US releases video of Afghan grenade attack

KABUL – The U.S. military on Wednesday released a grainy video of a grenade explosion that killed two Afghans and wounded more than 50, while President Hamid Karzai ordered a government investigation into the incident.

The video shows about a half dozen soldiers working to free a large military vehicle that had run into a small median in the town of Asadabad on Tuesday in the northeastern province of Kunar.

A crowd of several dozen Afghans had gathered to watch the soldiers work. Then a bright flash can be seen. The camera zooms out and the Afghans hurriedly flee the crowded marketplace.

Some Afghan witnesses and officials, including Afghanistan's Ministry of Education, accused a U.S. soldier on Tuesday of throwing the grenade. But U.S. military officials and the Ministry of Interior said fragments from a Russian-made grenade were found at the site, and blamed an insurgent in the crowd for throwing the weapon.

None of the half dozen U.S. soldiers in the video can be seen throwing a grenade. However, the video does not make clear who may have thrown it.

The U.S. military said the video was taken by a stationary aerial balloon with a camera attached to it. The military, which has increased its use of social networking sites in recent weeks, released the video on Facebook and YouTube.

Karzai ordered his Ministry of Interior and local government officials to dispatch a "high-ranking delegation" to investigate. The statement from Karzai did not explicitly blame U.S. forces for causing the deaths and injuries, but he still used the occasion to chide American forces to be careful around civilians.
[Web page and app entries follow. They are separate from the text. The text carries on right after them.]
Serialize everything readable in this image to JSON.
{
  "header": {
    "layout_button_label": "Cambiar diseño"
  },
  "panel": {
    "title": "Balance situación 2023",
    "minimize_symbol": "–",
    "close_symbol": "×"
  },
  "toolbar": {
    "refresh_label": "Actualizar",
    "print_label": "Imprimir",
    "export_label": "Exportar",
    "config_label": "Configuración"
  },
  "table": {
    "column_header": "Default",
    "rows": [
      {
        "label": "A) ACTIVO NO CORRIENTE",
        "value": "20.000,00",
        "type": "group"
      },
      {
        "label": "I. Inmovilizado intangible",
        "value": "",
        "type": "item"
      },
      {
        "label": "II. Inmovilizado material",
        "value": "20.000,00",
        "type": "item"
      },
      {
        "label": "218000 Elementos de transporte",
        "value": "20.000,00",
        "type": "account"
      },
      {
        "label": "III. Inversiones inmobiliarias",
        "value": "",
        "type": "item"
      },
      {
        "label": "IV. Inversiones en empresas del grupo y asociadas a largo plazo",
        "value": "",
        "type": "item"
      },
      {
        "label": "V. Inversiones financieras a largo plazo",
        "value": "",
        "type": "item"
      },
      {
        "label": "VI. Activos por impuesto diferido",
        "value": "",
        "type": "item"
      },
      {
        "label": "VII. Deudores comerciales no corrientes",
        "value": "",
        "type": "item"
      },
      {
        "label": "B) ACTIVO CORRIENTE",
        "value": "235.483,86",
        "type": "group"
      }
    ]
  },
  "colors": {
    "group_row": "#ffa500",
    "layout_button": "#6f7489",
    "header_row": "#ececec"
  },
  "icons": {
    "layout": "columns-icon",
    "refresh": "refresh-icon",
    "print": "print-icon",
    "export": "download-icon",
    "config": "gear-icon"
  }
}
"Stressing the need to protect the lives and property of civilians, President Karzai once again reminded the international forces to make every effort to avoid incidents that lead to civilian casualties," the statement said.

Karzai has long pleaded with U.S. forces to reduce the number of civilian casualties that occur during military operations. However, U.S. officials say Taliban militants often try to cause civilian deaths in the hopes that the negative publicity will harm the U.S. effort in Afghanistan.

Several witnesses and victims wounded in Tuesday's blast told The Associated Press that they saw a U.S. soldier fire a grenade launching weapon. Others said they saw a soldier reach into his pocket and throw a grenade.

Those allegations appear to have been discredited because of the fragment of the Russian grenade that was found, and show the difficult environment U.S. forces face in trying to win over conservative Afghan tribes that live near the Pakistan border.


On the Net:

U.S. military's Facebook site:

U.S. military's YouTube site:

A black panther cub is seen in the grass at the Tierpark zoo in Berlin. AP Photo/Maya Hitij